§ **ACTION ITEM**
In full and without change, return each entry.

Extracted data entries
============

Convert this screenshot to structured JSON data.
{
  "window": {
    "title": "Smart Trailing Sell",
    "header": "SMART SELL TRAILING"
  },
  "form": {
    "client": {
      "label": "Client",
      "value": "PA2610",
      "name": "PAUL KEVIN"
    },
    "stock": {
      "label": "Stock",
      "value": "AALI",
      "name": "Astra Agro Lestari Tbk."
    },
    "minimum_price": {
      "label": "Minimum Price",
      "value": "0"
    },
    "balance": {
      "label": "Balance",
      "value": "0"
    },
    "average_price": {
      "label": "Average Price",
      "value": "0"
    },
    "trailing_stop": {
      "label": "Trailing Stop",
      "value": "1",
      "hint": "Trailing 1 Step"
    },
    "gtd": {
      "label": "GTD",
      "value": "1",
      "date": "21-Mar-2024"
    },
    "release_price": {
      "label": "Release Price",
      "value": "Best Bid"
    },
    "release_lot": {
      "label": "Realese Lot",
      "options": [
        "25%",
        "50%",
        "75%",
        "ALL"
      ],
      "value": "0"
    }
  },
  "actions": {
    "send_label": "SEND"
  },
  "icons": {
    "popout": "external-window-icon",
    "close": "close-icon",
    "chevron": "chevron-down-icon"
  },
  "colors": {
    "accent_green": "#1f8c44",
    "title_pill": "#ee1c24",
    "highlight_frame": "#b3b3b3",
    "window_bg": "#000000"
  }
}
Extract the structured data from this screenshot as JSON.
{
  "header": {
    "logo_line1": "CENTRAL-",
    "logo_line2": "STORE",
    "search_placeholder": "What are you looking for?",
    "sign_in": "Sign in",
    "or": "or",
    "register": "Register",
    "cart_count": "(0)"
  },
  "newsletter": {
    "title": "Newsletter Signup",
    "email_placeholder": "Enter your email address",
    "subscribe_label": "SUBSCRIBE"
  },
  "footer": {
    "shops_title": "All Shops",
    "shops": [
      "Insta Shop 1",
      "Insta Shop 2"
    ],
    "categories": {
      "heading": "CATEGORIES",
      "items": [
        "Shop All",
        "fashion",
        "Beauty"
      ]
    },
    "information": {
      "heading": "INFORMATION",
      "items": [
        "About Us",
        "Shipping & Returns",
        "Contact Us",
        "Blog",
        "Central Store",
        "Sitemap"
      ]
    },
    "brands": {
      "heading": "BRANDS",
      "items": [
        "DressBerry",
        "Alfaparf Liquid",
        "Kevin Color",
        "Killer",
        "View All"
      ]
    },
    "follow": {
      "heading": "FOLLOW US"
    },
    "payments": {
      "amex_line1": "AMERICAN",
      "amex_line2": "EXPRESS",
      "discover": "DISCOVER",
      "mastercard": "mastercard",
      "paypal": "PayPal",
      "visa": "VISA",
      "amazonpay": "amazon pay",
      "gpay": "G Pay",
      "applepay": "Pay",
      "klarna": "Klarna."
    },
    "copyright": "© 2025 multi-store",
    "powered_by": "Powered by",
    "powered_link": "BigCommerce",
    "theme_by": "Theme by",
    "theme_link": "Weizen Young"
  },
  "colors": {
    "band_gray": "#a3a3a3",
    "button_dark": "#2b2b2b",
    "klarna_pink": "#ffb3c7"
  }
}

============

§ **YOUR SOLUTION**
Convert this screenshot to structured JSON data.
{
  "window": {
    "title": "Smart Trailing Sell",
    "header": "SMART SELL TRAILING"
  },
  "form": {
    "client": {
      "label": "Client",
      "value": "PA2610",
      "name": "PAUL KEVIN"
    },
    "stock": {
      "label": "Stock",
      "value": "AALI",
      "name": "Astra Agro Lestari Tbk."
    },
    "minimum_price": {
      "label": "Minimum Price",
      "value": "0"
    },
    "balance": {
      "label": "Balance",
      "value": "0"
    },
    "average_price": {
      "label": "Average Price",
      "value": "0"
    },
    "trailing_stop": {
      "label": "Trailing Stop",
      "value": "1",
      "hint": "Trailing 1 Step"
    },
    "gtd": {
      "label": "GTD",
      "value": "1",
      "date": "21-Mar-2024"
    },
    "release_price": {
      "label": "Release Price",
      "value": "Best Bid"
    },
    "release_lot": {
      "label": "Realese Lot",
      "options": [
        "25%",
        "50%",
        "75%",
        "ALL"
      ],
      "value": "0"
    }
  },
  "actions": {
    "send_label": "SEND"
  },
  "icons": {
    "popout": "external-window-icon",
    "close": "close-icon",
    "chevron": "chevron-down-icon"
  },
  "colors": {
    "accent_green": "#1f8c44",
    "title_pill": "#ee1c24",
    "highlight_frame": "#b3b3b3",
    "window_bg": "#000000"
  }
}
Extract the structured data from this screenshot as JSON.
{
  "header": {
    "logo_line1": "CENTRAL-",
    "logo_line2": "STORE",
    "search_placeholder": "What are you looking for?",
    "sign_in": "Sign in",
    "or": "or",
    "register": "Register",
    "cart_count": "(0)"
  },
  "newsletter": {
    "title": "Newsletter Signup",
    "email_placeholder": "Enter your email address",
    "subscribe_label": "SUBSCRIBE"
  },
  "footer": {
    "shops_title": "All Shops",
    "shops": [
      "Insta Shop 1",
      "Insta Shop 2"
    ],
    "categories": {
      "heading": "CATEGORIES",
      "items": [
        "Shop All",
        "fashion",
        "Beauty"
      ]
    },
    "information": {
      "heading": "INFORMATION",
      "items": [
        "About Us",
        "Shipping & Returns",
        "Contact Us",
        "Blog",
        "Central Store",
        "Sitemap"
      ]
    },
    "brands": {
      "heading": "BRANDS",
      "items": [
        "DressBerry",
        "Alfaparf Liquid",
        "Kevin Color",
        "Killer",
        "View All"
      ]
    },
    "follow": {
      "heading": "FOLLOW US"
    },
    "payments": {
      "amex_line1": "AMERICAN",
      "amex_line2": "EXPRESS",
      "discover": "DISCOVER",
      "mastercard": "mastercard",
      "paypal": "PayPal",
      "visa": "VISA",
      "amazonpay": "amazon pay",
      "gpay": "G Pay",
      "applepay": "Pay",
      "klarna": "Klarna."
    },
    "copyright": "© 2025 multi-store",
    "powered_by": "Powered by",
    "powered_link": "BigCommerce",
    "theme_by": "Theme by",
    "theme_link": "Weizen Young"
  },
  "colors": {
    "band_gray": "#a3a3a3",
    "button_dark": "#2b2b2b",
    "klarna_pink": "#ffb3c7"
  }
}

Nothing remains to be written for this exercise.